Upcoming | Day | Week | Month

Jerry Z. Muller Lecture

Capitalism and Inequality: What the Right and the Left Get Wrong

Friday, November 1, 2013, 11:30am

Woodburn Hall 218

Third lecture in the series “Capitalism, Its Critics and Defenders” organized by the Tocqueville Program and co-sponsored by the Department of Political Science and the Ostrom Workshop in Political Theory, IUB

Jerry Z. Muller

Professor of History, Catholic University of America

“Capitalism and Inequality: What the Right and the Left Get Wrong”

Friday, November 1, 2013, Woodburn Hall 218
11.30 a.m. – 1 p.m.

ABSTRACT. Inequality is increasing almost everywhere in the post-industrial, capitalist world, though more quickly and to a greater degree in some countries than in others. Increasing inequality is not primarily the result of politics, nor is politics likely to reverse it, for its roots are deeper and more intractable than is commonly believed. Those roots lie in the changing relationship between the family, the capitalist market, and the changing opportunities available for mental cultivation. It has class dimensions, of course, but also ethnic dimensions, and will vary across nations, in keeping with their diverse ethnic and demographic composition. Indeed, there is good reason to believe that inequality of market rewards will continue to increase.

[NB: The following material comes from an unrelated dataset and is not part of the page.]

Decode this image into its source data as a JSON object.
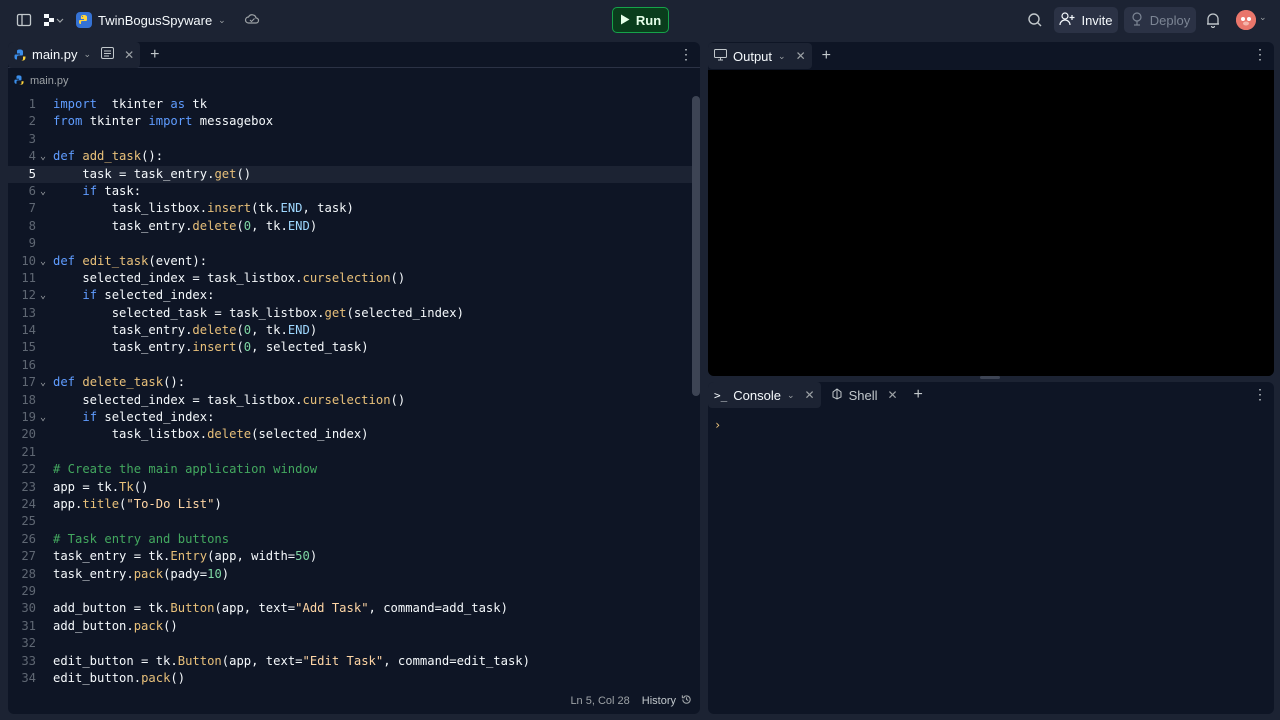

This is a source of concern for those on the left, who are ideologically committed to egalitarianism and for whom any degree of inequality is a source of moral discontent and for whom inequality is therefore always a “problem.” But it should also be of concern to those on the right, who accept inequality in principle, for some of its consequences may be pernicious in terms of social order, or threaten a populist backlash against the institutions they value most. Yet the fact that inequality is of concern does not mean that it is soluble. The deeper understanding of a phenomenon should not be equated with a greater ability to change it. On the contrary, it may lead to a greater awareness of the difficulties of doing so. The most commonly offered solution to existing inequality, embraced with variations by both major American parties –that ever more people acquire ever more education –is largely a mirage that will not decrease inequality in the aggregate. Another alternative, favored by the left, is to reserve desirable educational and professional positions for members of classes and ethnic groups that do less well in the marketplace; but that risks impeding the market and government institutions on which economic growth depends, and which continue to produce a stream of improvements to human well being. Yet the increased inequality and insecurity brought about by recent developments of western capitalism makes the attempt to cut back on welfare state spending, favored by some on the right, particularly untimely.
BIOGRAPHICAL NOTE. Jerry Z. Muller is professor of history at the Catholic University of America in Washington DC, where he is chair of the department of history. He is the author of five books, most recently Capitalism and the Jews, published by Princeton University Press in 2010. His previous books include Adam Smith in His Time and Ours (1993), and The Mind and the Market: Capitalism in European Thought (2002). His 36-lecture series, “Thinking about Capitalism” was released in 2009 by The Teaching Company. His recent essays include “Us and Them: The Enduring Power of Ethnic Nationalism,” Foreign Affairs, March-April, 2008;  “Our Epistemological Depression,” The American, January, 2009; and “Capitalism and Inequality: What the Right and the Left Get Wrong,” Foreign Affairs, March-April, 2013.
The lecture is made possible by a grant from the College of Arts and Humanities Institute which sponsor all of the events organized during the Fall semester 2013. The series will continue during the Spring semester of 2014 with five more events co-sponsored by a grant received from the Koch Foundation and the Veritas Fund.